===== LISTED ENTRIES
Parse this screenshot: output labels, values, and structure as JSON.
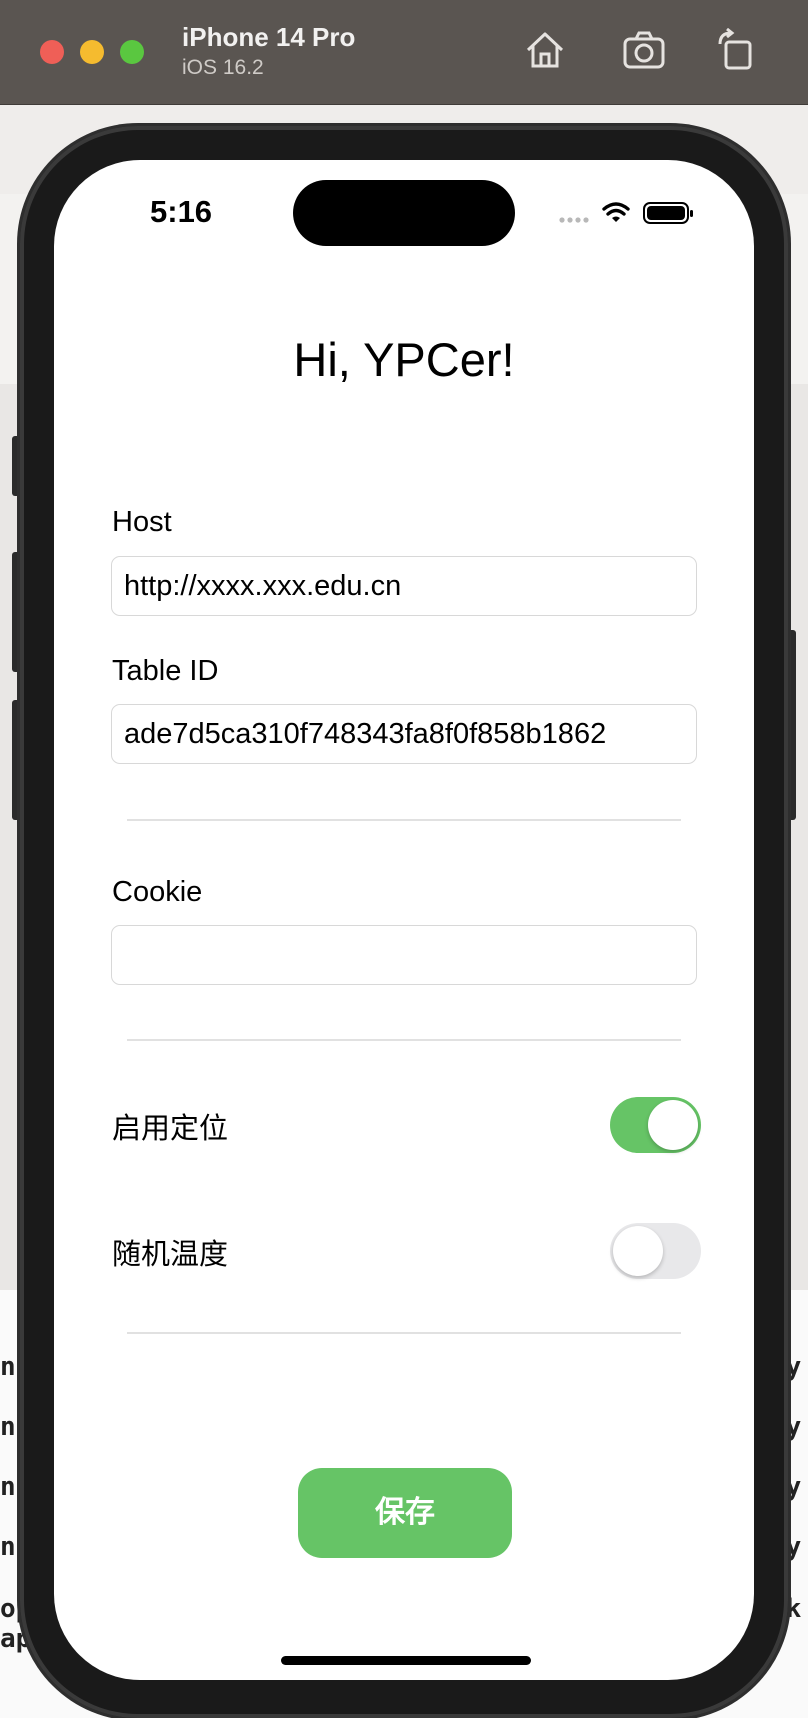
{
  "simulator": {
    "device_name": "iPhone 14 Pro",
    "os_version": "iOS 16.2",
    "toolbar_icons": [
      "home-icon",
      "screenshot-icon",
      "rotate-icon"
    ]
  },
  "status_bar": {
    "time": "5:16",
    "icons": [
      "cellular-icon",
      "wifi-icon",
      "battery-icon"
    ]
  },
  "greeting": "Hi, YPCer!",
  "form": {
    "host": {
      "label": "Host",
      "value": "http://xxxx.xxx.edu.cn"
    },
    "table_id": {
      "label": "Table ID",
      "value": "ade7d5ca310f748343fa8f0f858b1862"
    },
    "cookie": {
      "label": "Cookie",
      "value": ""
    }
  },
  "toggles": {
    "location": {
      "label": "启用定位",
      "on": true
    },
    "random_temp": {
      "label": "随机温度",
      "on": false
    }
  },
  "save_button": {
    "label": "保存"
  },
  "colors": {
    "accent_green": "#66c466",
    "titlebar": "#5a5551",
    "toggle_off": "#e8e8ea"
  }
}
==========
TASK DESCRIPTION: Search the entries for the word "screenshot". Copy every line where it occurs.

OUTPUT FOR THIS EXERCISE:
Parse this screenshot: output labels, values, and structure as JSON.
      "screenshot-icon",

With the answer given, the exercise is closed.